Work item: Copy the data below exactly, omitting any picture it contains.

· · · ·

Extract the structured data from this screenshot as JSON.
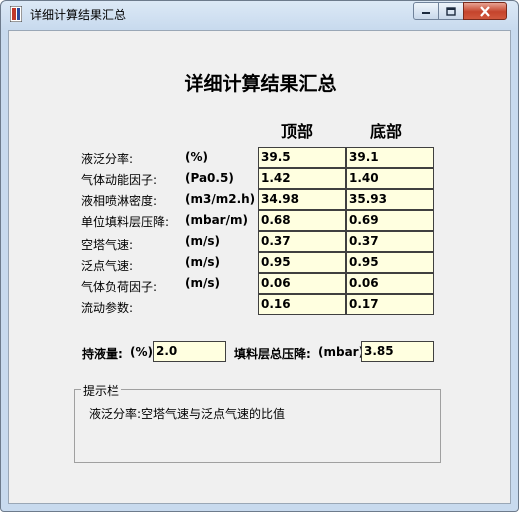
{
  "window": {
    "title": "详细计算结果汇总"
  },
  "heading": "详细计算结果汇总",
  "columns": {
    "top": "顶部",
    "bottom": "底部"
  },
  "rows": [
    {
      "label": "液泛分率:",
      "unit": "(%)",
      "top": "39.5",
      "bottom": "39.1"
    },
    {
      "label": "气体动能因子:",
      "unit": "(Pa0.5)",
      "top": "1.42",
      "bottom": "1.40"
    },
    {
      "label": "液相喷淋密度:",
      "unit": "(m3/m2.h)",
      "top": "34.98",
      "bottom": "35.93"
    },
    {
      "label": "单位填料层压降:",
      "unit": "(mbar/m)",
      "top": "0.68",
      "bottom": "0.69"
    },
    {
      "label": "空塔气速:",
      "unit": "(m/s)",
      "top": "0.37",
      "bottom": "0.37"
    },
    {
      "label": "泛点气速:",
      "unit": "(m/s)",
      "top": "0.95",
      "bottom": "0.95"
    },
    {
      "label": "气体负荷因子:",
      "unit": "(m/s)",
      "top": "0.06",
      "bottom": "0.06"
    },
    {
      "label": "流动参数:",
      "unit": "",
      "top": "0.16",
      "bottom": "0.17"
    }
  ],
  "holdup": {
    "label": "持液量:",
    "unit": "(%)",
    "value": "2.0"
  },
  "pressure_drop": {
    "label": "填料层总压降:",
    "unit": "(mbar)",
    "value": "3.85"
  },
  "hint": {
    "legend": "提示栏",
    "text": "液泛分率:空塔气速与泛点气速的比值"
  },
  "icons": {
    "app": "app-icon",
    "minimize": "minimize-icon",
    "maximize": "maximize-icon",
    "close": "close-icon"
  }
}
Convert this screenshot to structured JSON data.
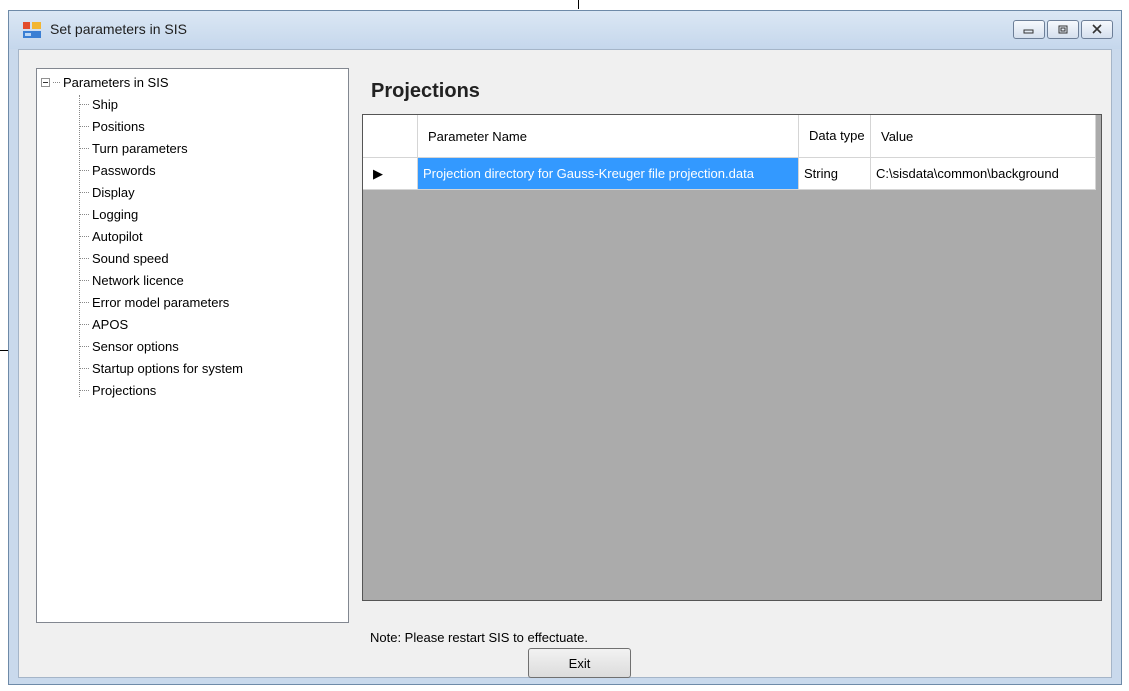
{
  "window": {
    "title": "Set parameters in SIS"
  },
  "tree": {
    "root_label": "Parameters in SIS",
    "items": [
      {
        "label": "Ship"
      },
      {
        "label": "Positions"
      },
      {
        "label": "Turn parameters"
      },
      {
        "label": "Passwords"
      },
      {
        "label": "Display"
      },
      {
        "label": "Logging"
      },
      {
        "label": "Autopilot"
      },
      {
        "label": "Sound speed"
      },
      {
        "label": "Network licence"
      },
      {
        "label": "Error model parameters"
      },
      {
        "label": "APOS"
      },
      {
        "label": "Sensor options"
      },
      {
        "label": "Startup options for system"
      },
      {
        "label": "Projections"
      }
    ]
  },
  "main": {
    "heading": "Projections",
    "grid": {
      "columns": {
        "name": "Parameter Name",
        "dtype": "Data type",
        "value": "Value"
      },
      "rows": [
        {
          "indicator": "▶",
          "name": "Projection directory for Gauss-Kreuger file projection.data",
          "dtype": "String",
          "value": "C:\\sisdata\\common\\background"
        }
      ]
    },
    "note": "Note: Please restart SIS to effectuate.",
    "exit_label": "Exit"
  },
  "colors": {
    "selection": "#3399ff",
    "grid_background": "#ababab",
    "client_background": "#f0f0f0"
  }
}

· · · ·

Exercise response:
Extract the structured data from this screenshot as JSON.
{
  "window": {
    "title": "详细计算结果汇总"
  },
  "heading": "详细计算结果汇总",
  "columns": {
    "top": "顶部",
    "bottom": "底部"
  },
  "rows": [
    {
      "label": "液泛分率:",
      "unit": "(%)",
      "top": "39.5",
      "bottom": "39.1"
    },
    {
      "label": "气体动能因子:",
      "unit": "(Pa0.5)",
      "top": "1.42",
      "bottom": "1.40"
    },
    {
      "label": "液相喷淋密度:",
      "unit": "(m3/m2.h)",
      "top": "34.98",
      "bottom": "35.93"
    },
    {
      "label": "单位填料层压降:",
      "unit": "(mbar/m)",
      "top": "0.68",
      "bottom": "0.69"
    },
    {
      "label": "空塔气速:",
      "unit": "(m/s)",
      "top": "0.37",
      "bottom": "0.37"
    },
    {
      "label": "泛点气速:",
      "unit": "(m/s)",
      "top": "0.95",
      "bottom": "0.95"
    },
    {
      "label": "气体负荷因子:",
      "unit": "(m/s)",
      "top": "0.06",
      "bottom": "0.06"
    },
    {
      "label": "流动参数:",
      "unit": "",
      "top": "0.16",
      "bottom": "0.17"
    }
  ],
  "holdup": {
    "label": "持液量:",
    "unit": "(%)",
    "value": "2.0"
  },
  "pressure_drop": {
    "label": "填料层总压降:",
    "unit": "(mbar)",
    "value": "3.85"
  },
  "hint": {
    "legend": "提示栏",
    "text": "液泛分率:空塔气速与泛点气速的比值"
  },
  "icons": {
    "app": "app-icon",
    "minimize": "minimize-icon",
    "maximize": "maximize-icon",
    "close": "close-icon"
  }
}
Convert this screenshot to structured JSON data.
{
  "window": {
    "title": "Set parameters in SIS"
  },
  "tree": {
    "root_label": "Parameters in SIS",
    "items": [
      {
        "label": "Ship"
      },
      {
        "label": "Positions"
      },
      {
        "label": "Turn parameters"
      },
      {
        "label": "Passwords"
      },
      {
        "label": "Display"
      },
      {
        "label": "Logging"
      },
      {
        "label": "Autopilot"
      },
      {
        "label": "Sound speed"
      },
      {
        "label": "Network licence"
      },
      {
        "label": "Error model parameters"
      },
      {
        "label": "APOS"
      },
      {
        "label": "Sensor options"
      },
      {
        "label": "Startup options for system"
      },
      {
        "label": "Projections"
      }
    ]
  },
  "main": {
    "heading": "Projections",
    "grid": {
      "columns": {
        "name": "Parameter Name",
        "dtype": "Data type",
        "value": "Value"
      },
      "rows": [
        {
          "indicator": "▶",
          "name": "Projection directory for Gauss-Kreuger file projection.data",
          "dtype": "String",
          "value": "C:\\sisdata\\common\\background"
        }
      ]
    },
    "note": "Note: Please restart SIS to effectuate.",
    "exit_label": "Exit"
  },
  "colors": {
    "selection": "#3399ff",
    "grid_background": "#ababab",
    "client_background": "#f0f0f0"
  }
}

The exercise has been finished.